Decentralized infrastructure provides better solutions
Fortunately, recent innovations are creating a new breed of highly decentralized provider. These providers do not trust centralized cloud providers and operate the terminals on campus or even in users’ homes.
Although centralized providers have a start-up, decentralized providers are emerging as the most viable alternative. Their main advantage is that they cannot be removed by a single point of failure, and in many cases provide quick connections to users worldwide. Furthermore, decentralized infrastructure providers are creating new economies where independent providers deliver requests for data and receive rewards on their own tokens. These new types of providers are quickly gaining market share and can even replace existing executives of the Web3 infrastructure.
Related: Deployment, DAOs and current Web3 concerns
The competition is heating up
There are various providers in space such as Ankr, Flux and QuickNode that compete for market share. This competitive environment is good for the Web3 economy because it leads to innovation and lowers prices. This ensures that providers continue to strive to improve their services and provide a better experience for their customers.
More importantly, decentralized competition competition is increasingly expanding the Web3 economy. This is a good thing because it makes the economy more flexible against attacks and censorship. 51% of attacks in the past must have been in the past, with infrastructure providers spread across various geographical areas.
Related: Web3 participation depends on the economy, and that is what is missing – participation
This competition between providers will be essential to maintaining a healthy and decentralized ecosystem.
Realize the promise of Web3
Web3’s promise is not only to create a better web, but also a better world. Decentralized infrastructure providers lay the foundation for the new Internet, which is highly equitable, secure and anti-audit.
By maintaining the current status quo, centralized hosting providers fail to provide real findings and are subject to censorship. Decentralized infrastructure providers, on the other hand, are encouraged to provide better service with a democratic framework, ensuring that they are more resistant to censorship and attacks.
This article does not cite its references or sources. Every investment and business activity involves risk, and readers should carry out their own research when making decisions.
The views, thoughts and ideas expressed herein are those of the author and not necessarily to reflect or represent the views and opinions of the Cointelegraph.

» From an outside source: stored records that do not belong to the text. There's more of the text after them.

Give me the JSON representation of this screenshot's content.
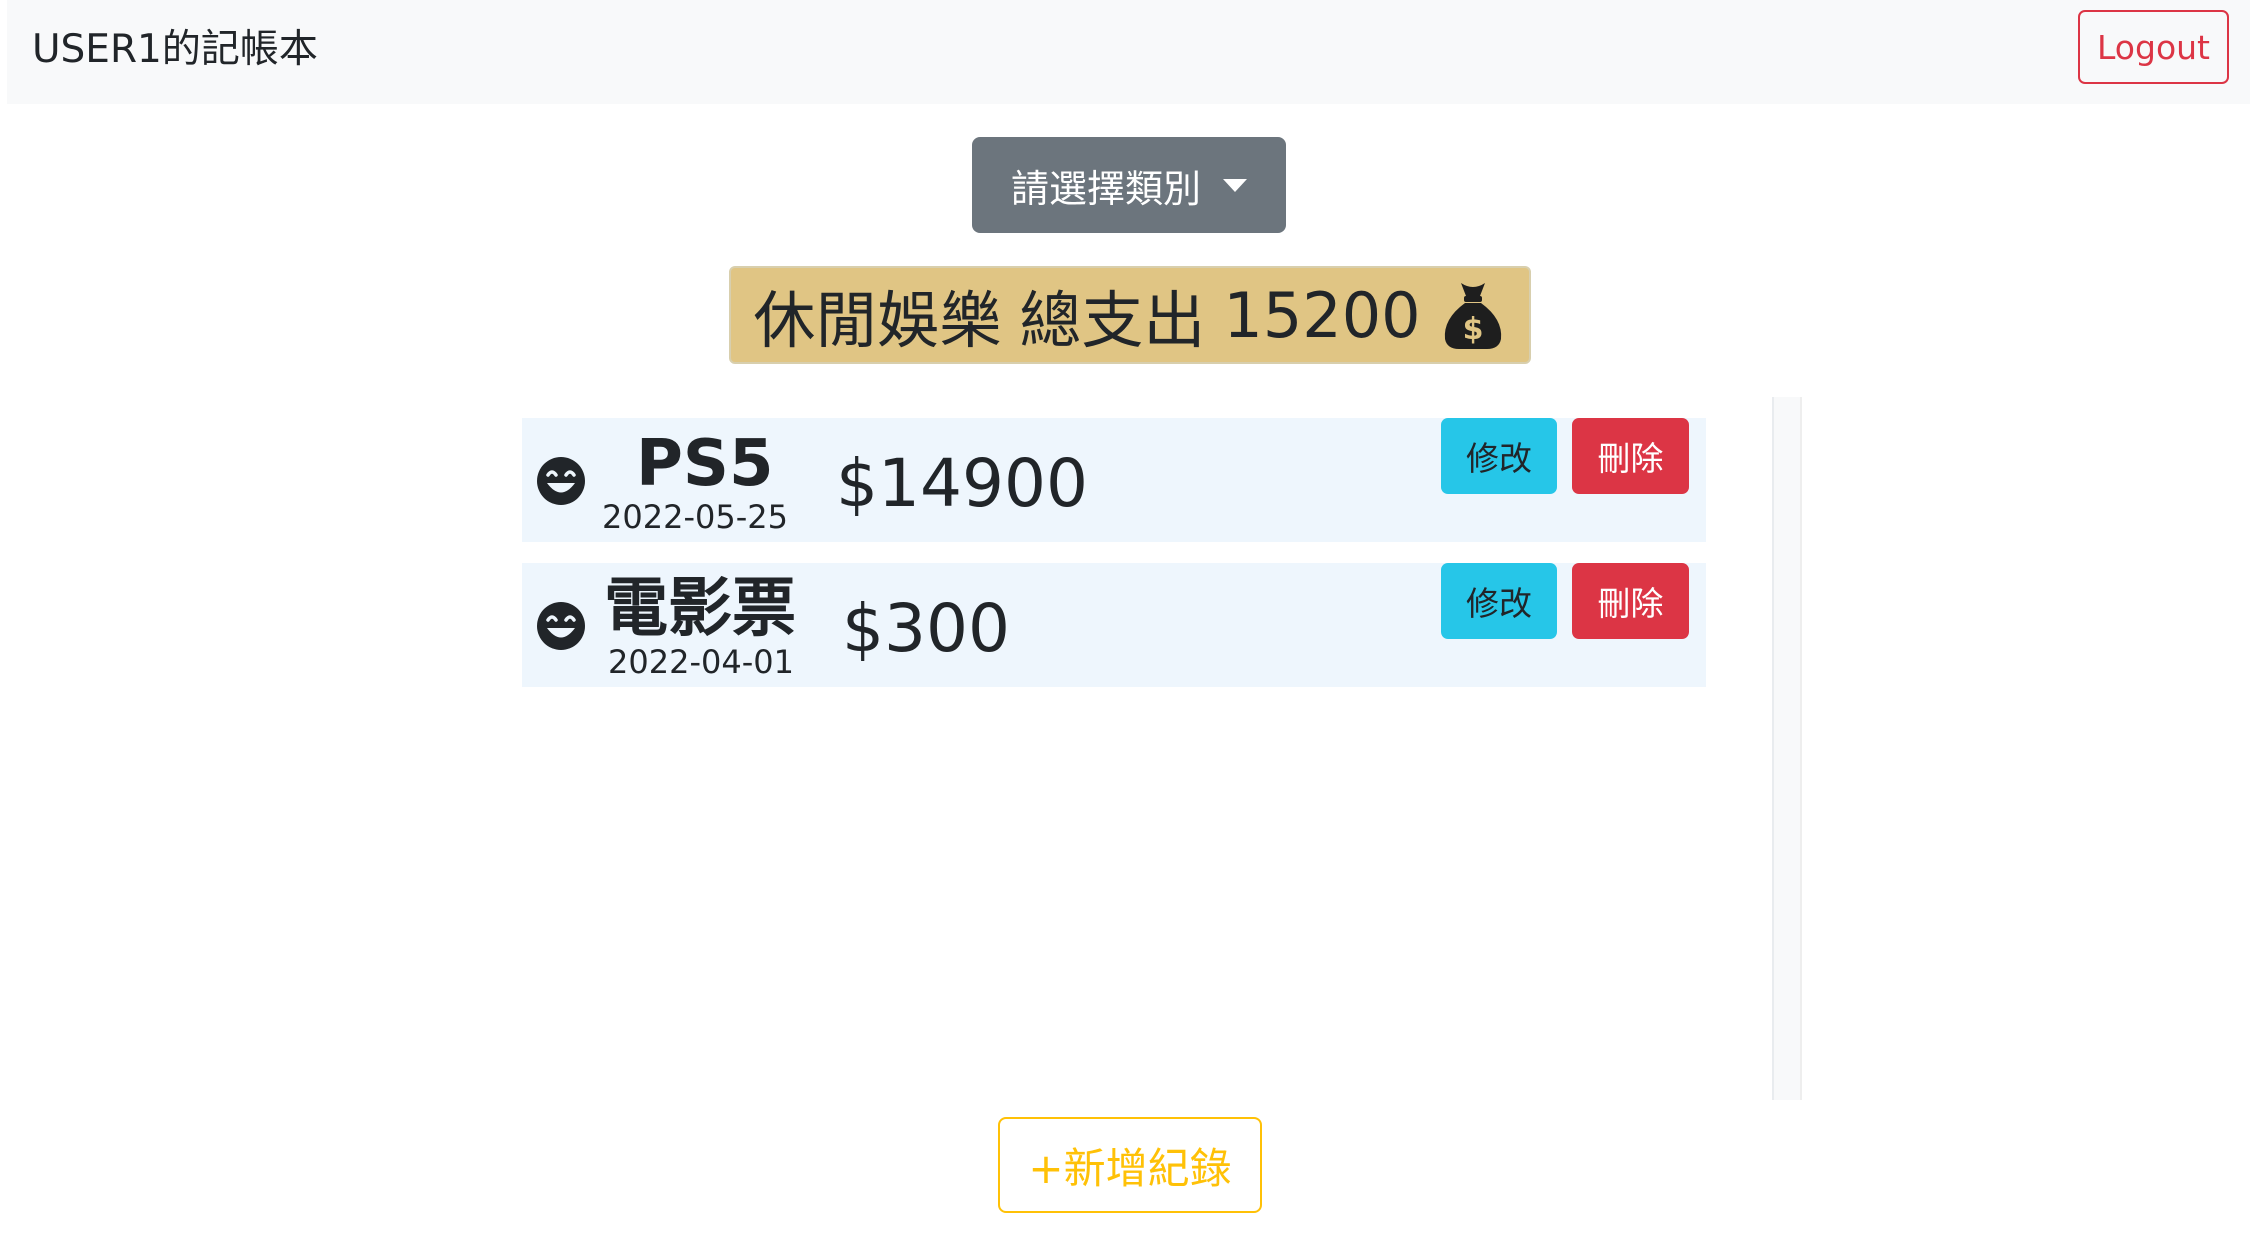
{
  "navbar": {
    "brand": "USER1的記帳本",
    "logout_label": "Logout"
  },
  "category_dropdown": {
    "label": "請選擇類別"
  },
  "summary": {
    "category": "休閒娛樂",
    "total_label": "總支出",
    "total_value": "15200",
    "icon": "money-bag-icon"
  },
  "records": [
    {
      "icon": "smile-icon",
      "name": "PS5",
      "date": "2022-05-25",
      "price": "$14900",
      "edit_label": "修改",
      "delete_label": "刪除"
    },
    {
      "icon": "smile-icon",
      "name": "電影票",
      "date": "2022-04-01",
      "price": "$300",
      "edit_label": "修改",
      "delete_label": "刪除"
    }
  ],
  "add_button": {
    "label": "+新增紀錄"
  },
  "colors": {
    "navbar_bg": "#f8f9fa",
    "danger": "#dc3545",
    "info": "#26c6e8",
    "secondary": "#6c757d",
    "warning": "#ffc107",
    "summary_bg": "#e0c584",
    "record_bg": "#eef6fd"
  }
}
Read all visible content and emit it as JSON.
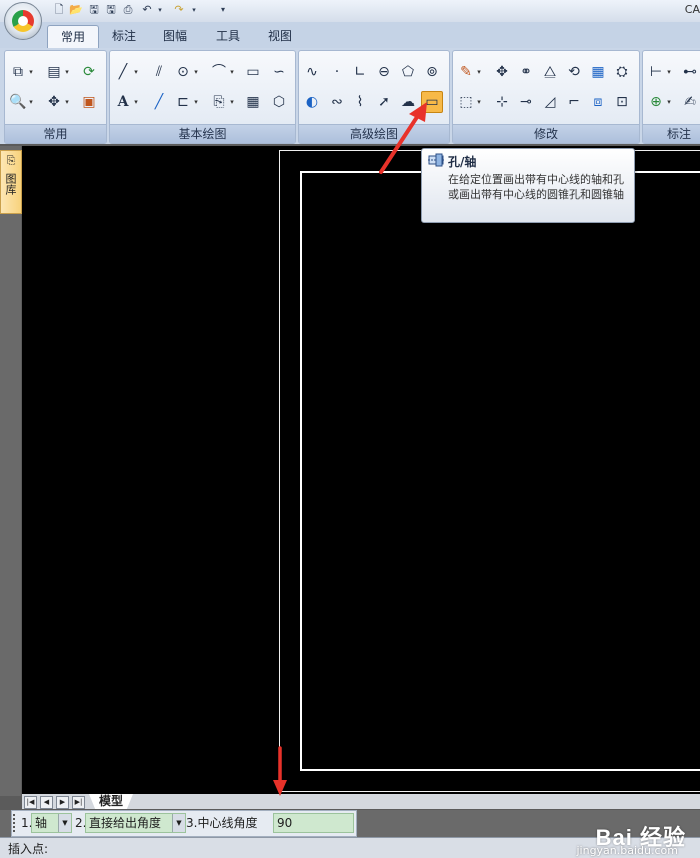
{
  "app": {
    "title": "CA"
  },
  "quick_access": {
    "icons": [
      "new-file-icon",
      "open-folder-icon",
      "save-icon",
      "print-icon",
      "undo-icon",
      "redo-icon",
      "customize-icon"
    ]
  },
  "tabs": [
    {
      "label": "常用",
      "active": true
    },
    {
      "label": "标注",
      "active": false
    },
    {
      "label": "图幅",
      "active": false
    },
    {
      "label": "工具",
      "active": false
    },
    {
      "label": "视图",
      "active": false
    }
  ],
  "ribbon": {
    "groups": [
      {
        "label": "常用"
      },
      {
        "label": "基本绘图"
      },
      {
        "label": "高级绘图"
      },
      {
        "label": "修改"
      },
      {
        "label": "标注"
      }
    ]
  },
  "side_tab": {
    "label": "图库"
  },
  "tooltip": {
    "title": "孔/轴",
    "description": "在给定位置画出带有中心线的轴和孔或画出带有中心线的圆锥孔和圆锥轴"
  },
  "bottom_tabs": {
    "model": "模型"
  },
  "options": {
    "opt1_index": "1.",
    "opt1_value": "轴",
    "opt2_index": "2.",
    "opt2_value": "直接给出角度",
    "opt3_label": "3.中心线角度",
    "opt3_value": "90"
  },
  "status": {
    "prompt": "插入点:"
  },
  "watermark": {
    "brand": "Bai 经验",
    "url": "jingyan.baidu.com"
  },
  "colors": {
    "canvas": "#000000",
    "highlight": "#f7b948",
    "arrow": "#e8322a"
  }
}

Gregory Cobman He is a technology entrepreneur working in the blockchain space, where he serves as Chief Marketing Officer at Ankr, and runs a blockchain consultancy called Mewn to help launch projects and increase their rating. Greg has worked in startups for 15 years – 10 years with Silicon Valley technology companies, and 5 years to develop crypto projects. He is the co-founder of Akash Network and Angelhawk and is credited with helping Kadena grow from $ 80 million to $ 4 billion in 100 days.